In 1803, Britain declared war on France, and as there was the threat of invasion by Napoleon, it was felt necessary by the government to prepare the active male population between 17-55 years of age for military training. All 1118 males from the Keighley area were therefore listed by name and occupation but without an address on The “Craven Muster Roll” , and Joseph although by then 48 years old but still liable for service, is listed there as a weaver.
By 1814, when their youngest son Benjamin was born, the family had moved again just a small distance over the River Worth to Greenwood Vale, which is in the Bingley Parish.

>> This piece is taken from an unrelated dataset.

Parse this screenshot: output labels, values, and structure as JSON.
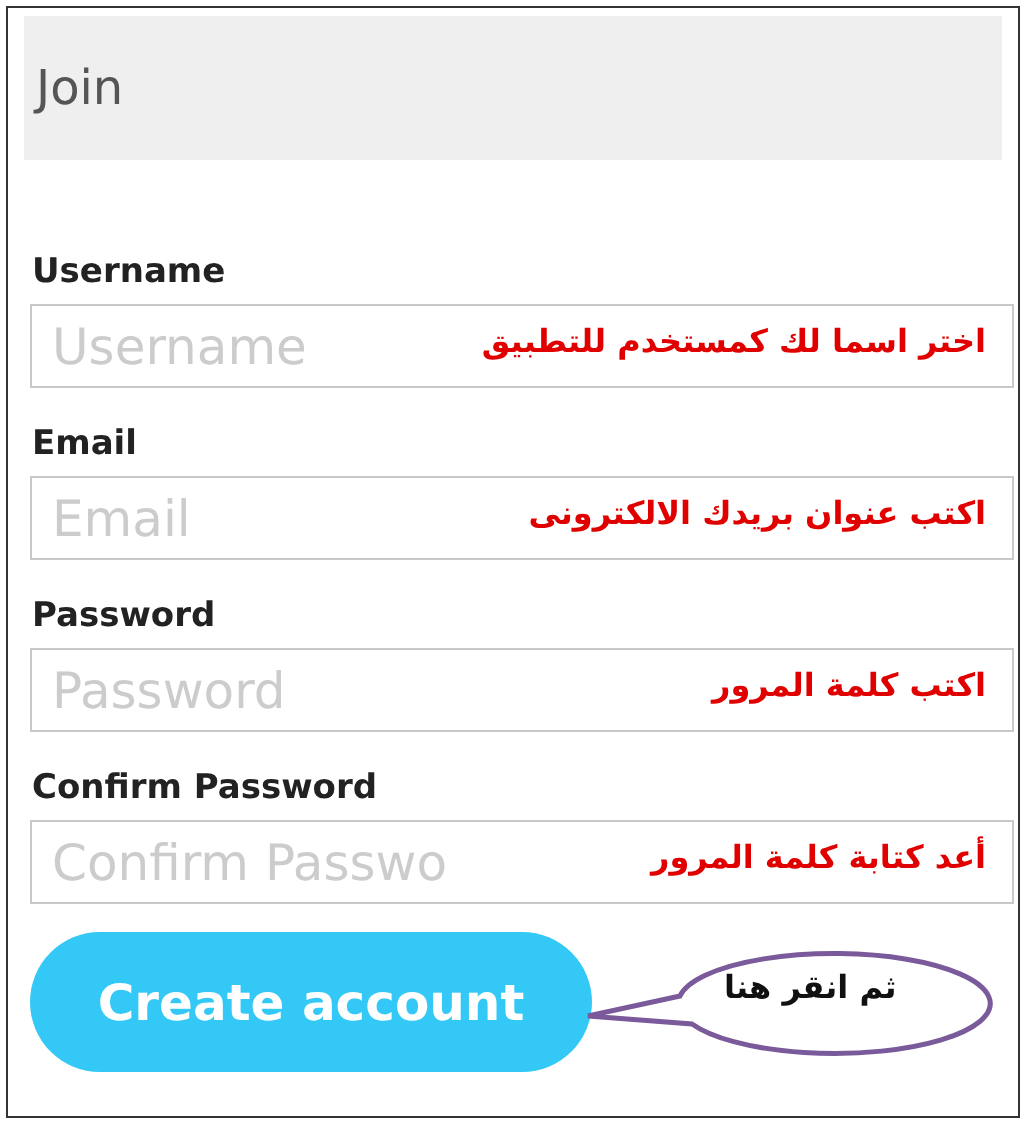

Ellen [Nelly] died in 1828 aged 58 years, and Joseph died 10/4/1838 at the home of his son Mathew at Harden Hights.. His death certificate lists him as a weaver of 83 and three quarter years old, and the cause of death is listed as “old age”!!
Both were buried at Haworth Church by Rev Patrick Bronte, but there are no gravestones to commemorate this.

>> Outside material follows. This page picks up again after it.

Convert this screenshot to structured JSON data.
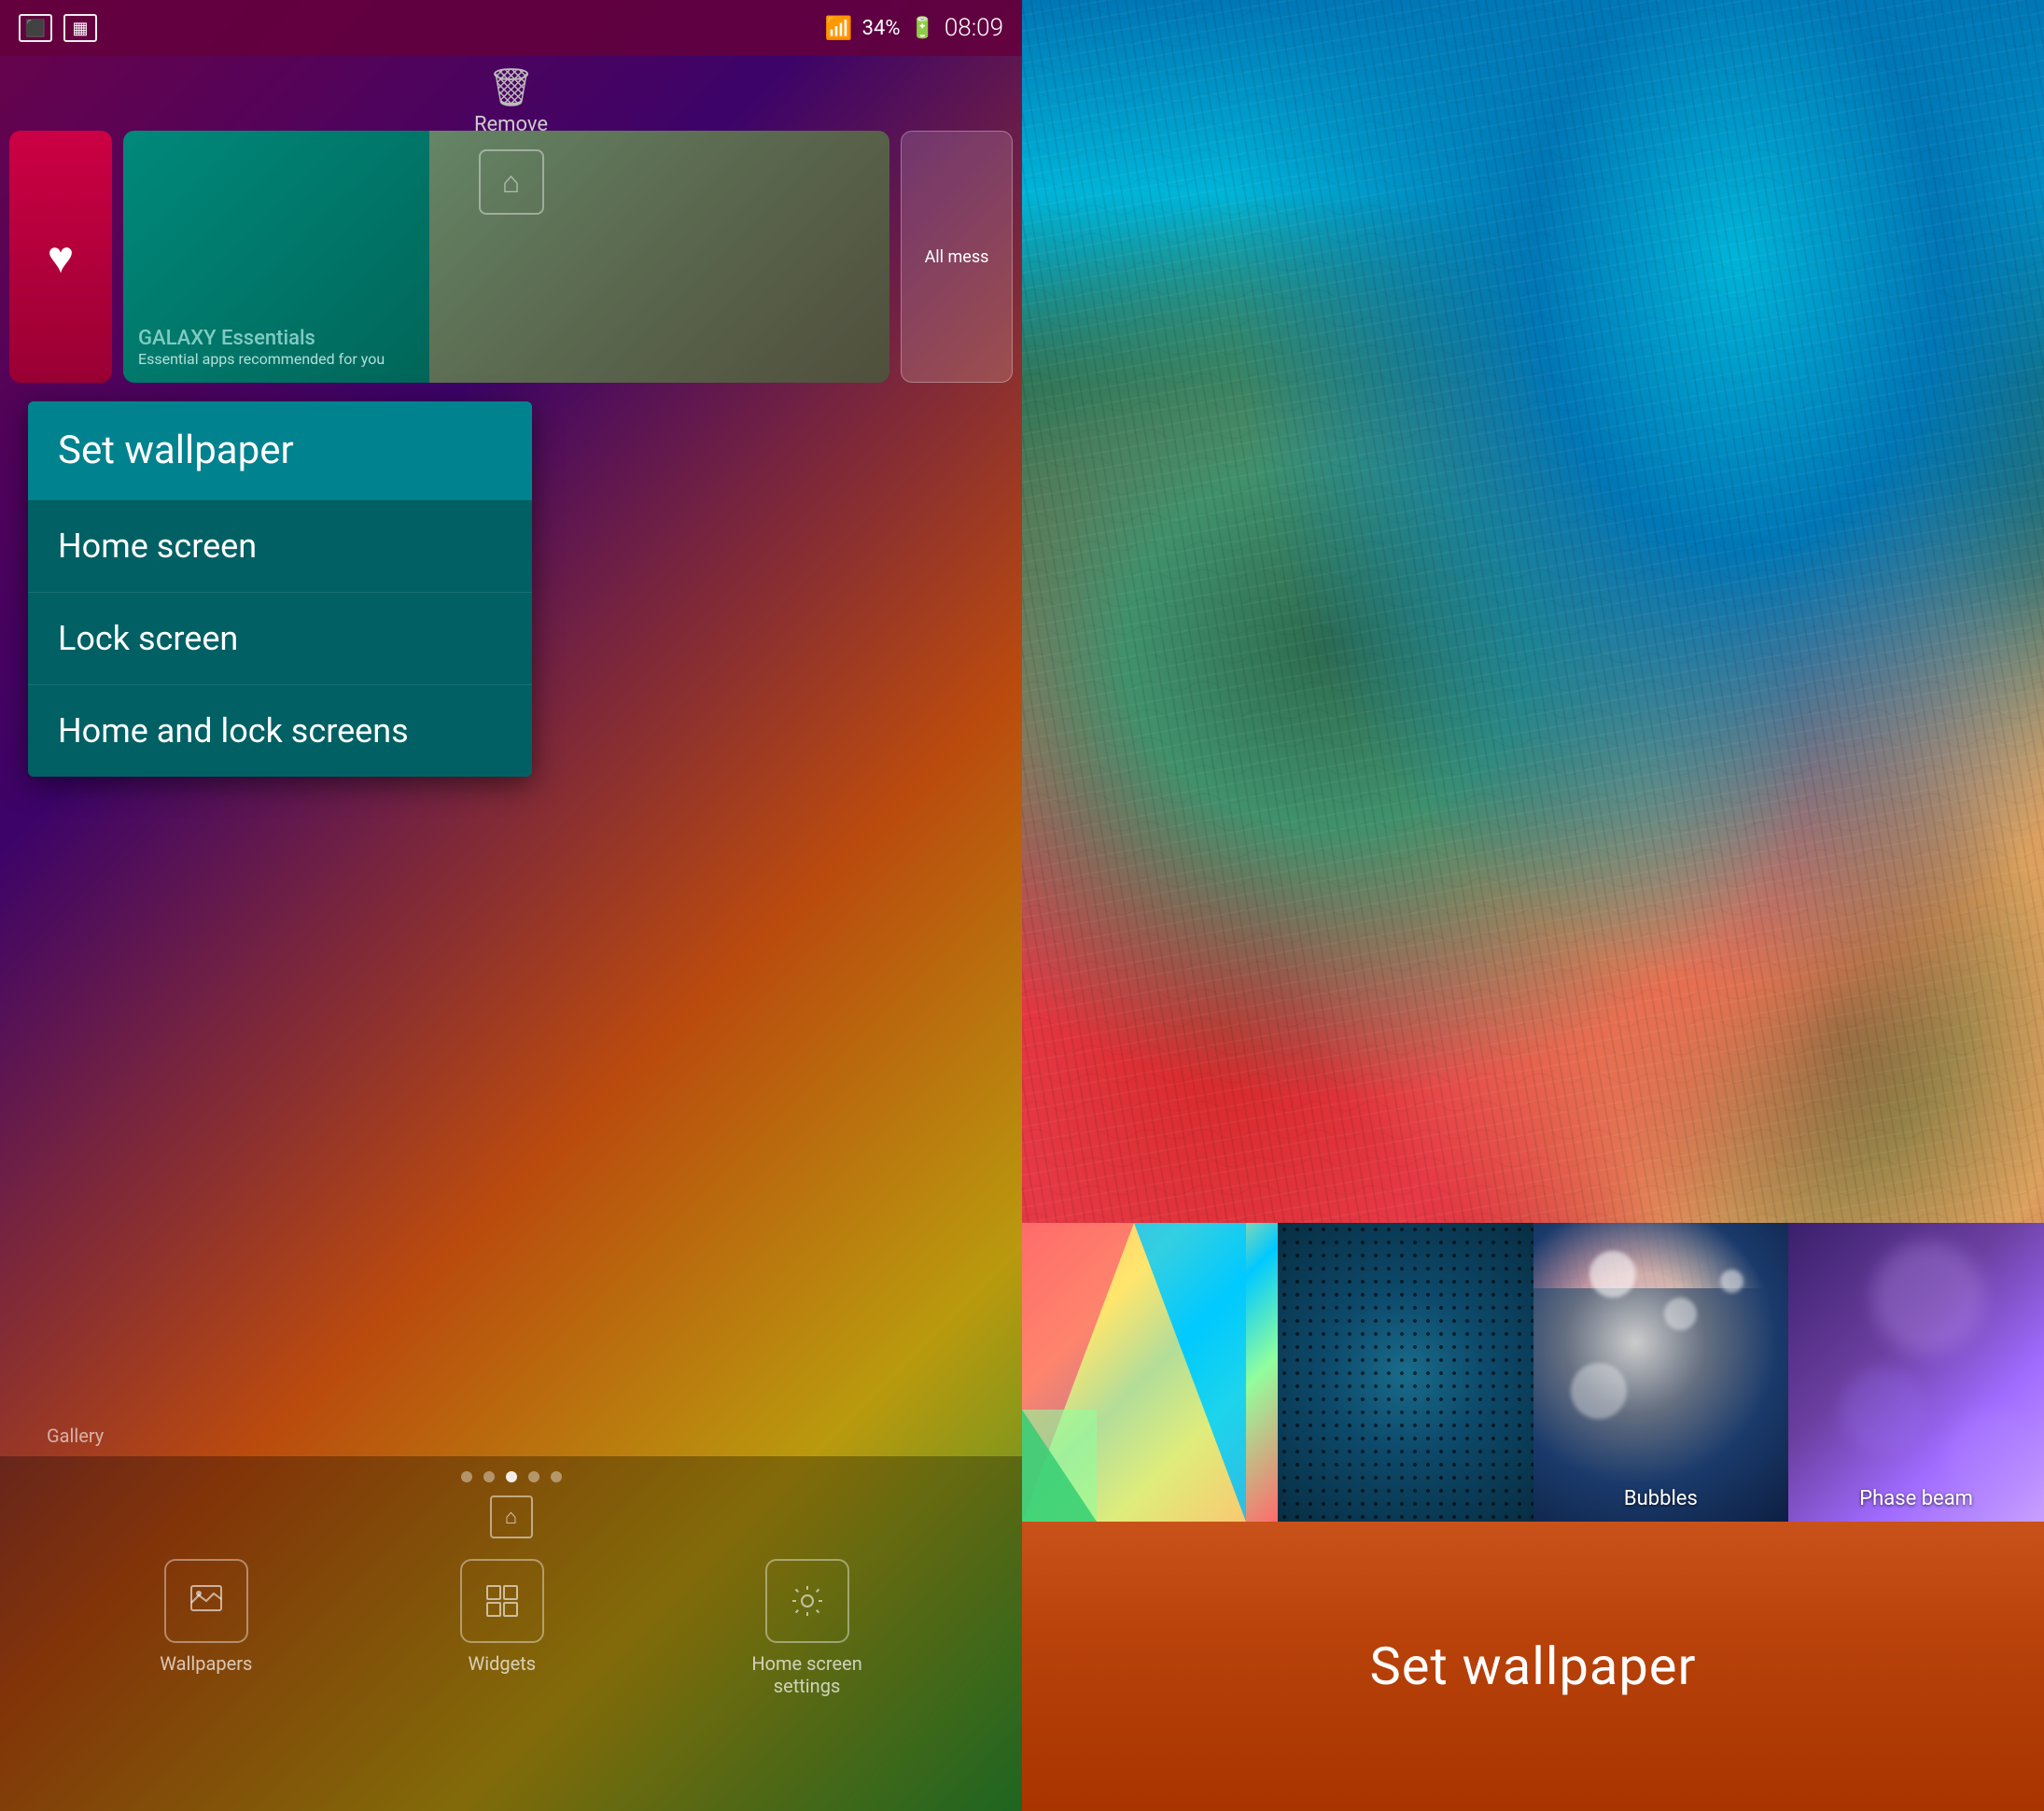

Joseph Bankcroft ?-1785
Nothing is known about Joseph’s birth detail and no baptism record has been confirmed. It may well be that the original parish records have been lost, or alternatively it may be that he was never baptised for some reason, such as illegitimacy etc.
There is a record of a “Jo”, son of Timothy from Warley [near Halifax] baptised in April 1710.
There are also entries of a Joseph of Nothurum [sic Northowram near Halifax], using Thornton Church to baptise his children in the 1720’s and bury his wife, Mary. This Joseph is described as a Weaver, living in nearby Denholme, and could be the father of the above Joseph, although there is no record locally of a Joseph having a son with the same name.
Joseph [d1785] had 3 sons, John, Joseph and Timothy and is most likely to have been a weaver by trade, as most people living in the Far Oxenhope area at that time, were involved in this cottage industry.
Manorial records taken on 11th August 1777 have an entry listing Joseph as living at Far Oxenhope as a cottage tenant of a John Jowett.
His wife, Grace, who he married at Bradford Church on 10/2/1751, was listed as coming from Thornton on the parish records. She died at the age of 64 years of what was described at the time as “the decline”.
Joseph was buried at Haworth Church on 28/7/1785. There is no gravestone to commemorate the spot where he and his wife are buried.
It is noticed from the Haworth parish burial record that the name is spelt with a “K”. This may be a mistake by the minister, entering the details at that time, or it could also be the correct spelling at that time. There are other BanKcrofts listed in the Halifax area, around this time, which may be a clue to where this line of the family originated from.